Locals stepping up support for area food pantries
Steve Clem, the food distribution manager, walks through an empty freezer that is normally filled with turkeys for Thanksgiving at the Interfaith Emergency Services Reuben Brawner Food Distribution Center in Ocala, Fla. on Monday, Nov. 16, 2020. Food banks in Ocala are in desperate need of donations to fulfill the needs of people who are in need. [Bruce Ackerman/Ocala Gazette] 2020.
The holidays are always a busy time of year for local food banks and nonprofits that feed area families, but with COVID forcing businesses to shut down or cut back, a flood of out-of-work newcomers is swelling the demand for food and everyday staples.
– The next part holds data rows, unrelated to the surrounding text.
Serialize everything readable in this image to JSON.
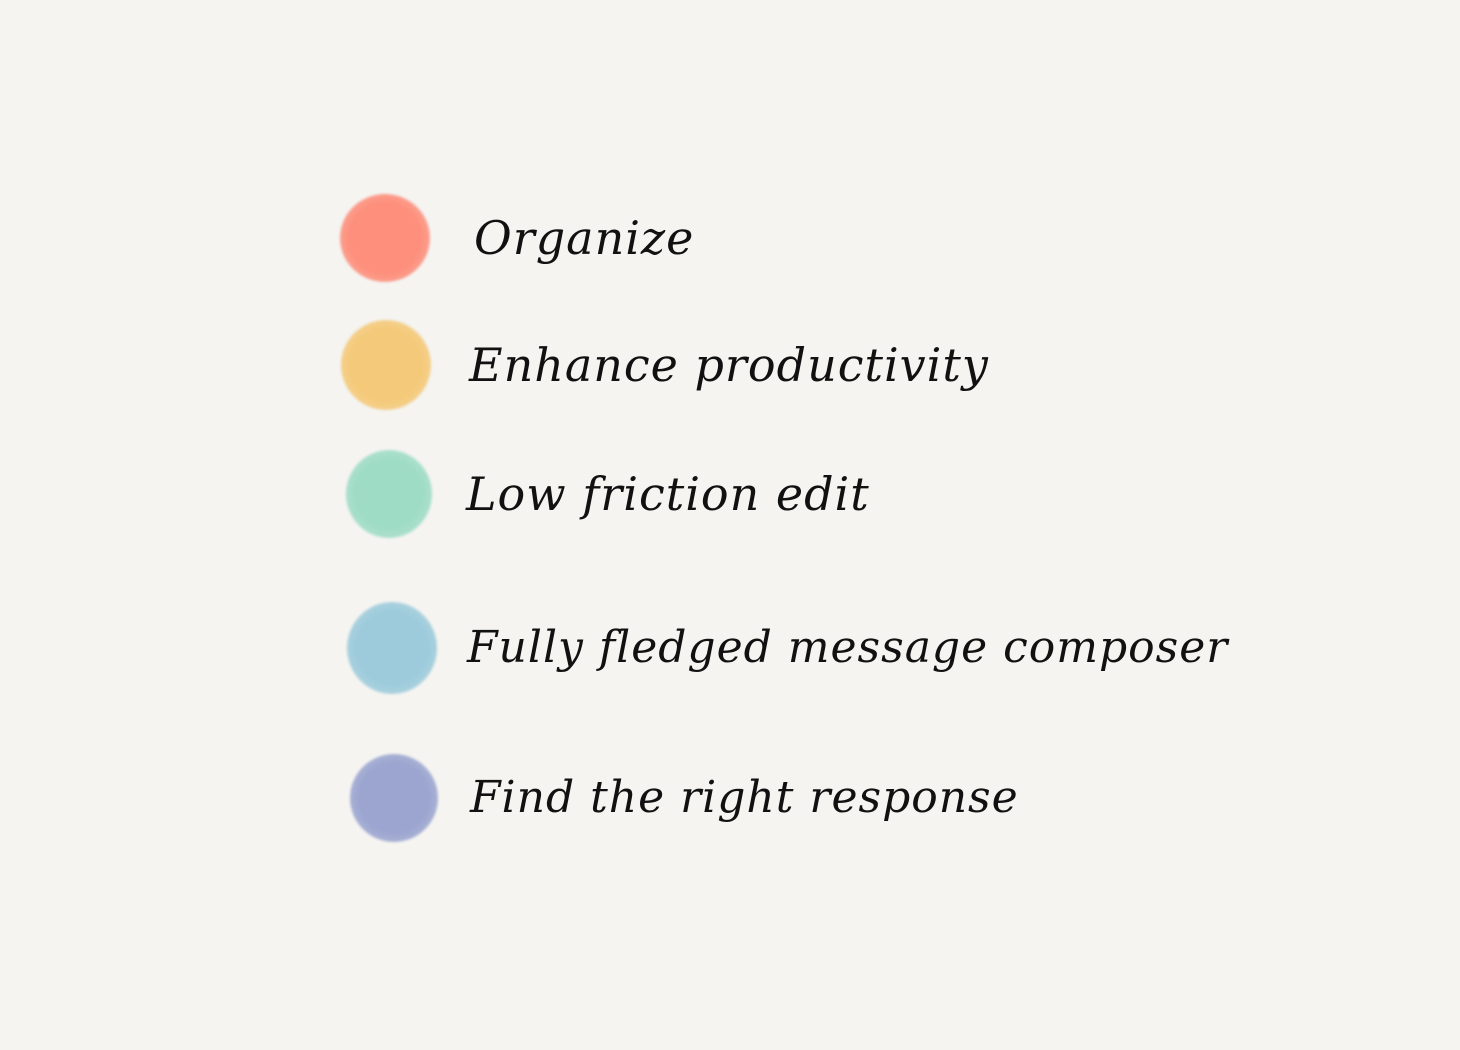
{
  "items": [
    {
      "label": "Organize",
      "color": "#fd8f7c"
    },
    {
      "label": "Enhance productivity",
      "color": "#f4c979"
    },
    {
      "label": "Low friction edit",
      "color": "#9fdcc6"
    },
    {
      "label": "Fully fledged message composer",
      "color": "#9dcbdb"
    },
    {
      "label": "Find the right response",
      "color": "#9ba5cf"
    }
  ],
  "background": "#f5f4f1"
}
Prior to the pandemic, St. Theresa’s Catholic Community’s food pantry in Belleview served 35 to 40 families a day Monday through Friday, said Jack Nettis, Jr., St. Theresa’s Catholic Community director of social services. “Since the pandemic, in the early days of that, we jumped way up to about 70 or so, and then we went down a little bit toward the end of the summer, and now we’re back up to 70 or 75, and some days as high as 80 families are being served.”
St. Theresa’s has had the good fortune of being able to obtain their food from several different sources, said Nettis, Jr. Much of their food comes to them from the USDA, through the First Step Food Bank.
And local families have also helped.
“There’s certainly going to be an increase in need over the holidays, but we’re very blessed that people have made financial donations,” said Nettis. “People recognize what we’re doing, so they’re dropping off food, and through the pandemic, the U.S. government has been distributing food out to the different food pantries like ours.”
The soup kitchen at St. Theresa’s is open 365 days a year, and prior to the COVID-19 pandemic was serving about 135 hot meals a day. The average is increasing again, with between 200 and 250 people being served Monday through Friday, said Nettis, Jr.
Community altruism has been critical in helping keep families fed.
“In order to satisfy the needs of the people, we rely on the USDA, but some of those things that we get from the First Step Food Bank we have to buy ourselves,” said Nettis, Jr. “We rely upon financial donations that come to us or grants. FEMA has extended some grants over the past summer. I just applied for some additional FEMA grants for the county to help make up for the increases in food that we’ve had to buy. People have been so generous, not just people who go to our church, but people from other churches as a whole as well as communities, the retirement communities in this area.”
The Salvation Army has been making sure their pantries are stocked so people can come and receive the food they need, said Maj. Dwayne Durham, Salvation Army corps officer, who serves alongside his wife Maj. Marion Durham in that capacity.
The Thanksgiving and Christmas distributions will be contactless. People will be driving through instead of coming into the building. The Christmas distribution will not only include food, but toys and clothing for children for those families who’ve applied.
“When we do our Thanksgiving and Christmas distribution, we’ll have people sign up for that, and I’m still waiting on the complete numbers on how many families we’ll be working with,” said Durham. “We’ll have turkey and the trimmings in the meal for that. But at the same time, we still have our daily food pantry that’s open Monday through Friday, and in addition to that, people can get a hot breakfast and hot dinner through our feeding program at the Center of Hope at 320 NW 1st Avenue. I’m confident that we in the community are doing a pretty good job of insuring people are fed.”
Organizations like the food pantry at Community of Gratitude in Ocklawaha have done their part to help families through a challenging time, and they’re getting help. They’ve seen an increase in food donations from houses of worship in the area as a result of the need, said Robert Belding-Miller, Community of Gratitude executive director.
“Fortunately, a good portion of our food comes from the USDA, and we haven’t experienced any shortages, but there are certain items like cranberry sauce, for example, and green beans, which are a little hard to get around the holidays,” said Belding-Miller. “But in general, the bulk food that we supply, we do grocery bags, fresh fruits and vegetables when we have them and bread. Our grocery bags are about two weeks of food for one person. We break it down from one to two people, or three to five people, so it depends on the size of the family and how much they get. We give about a week’s worth of food for everybody in the house.”
How you can help
The Marion County Medical Society is holding a food drive for Interfaith Emergency Services. To arrange pickup of large donations, email firstname.lastname@example.org or call 732-8883. Donations can also be dropped off Dec. 5 at 409 East Fort King Street.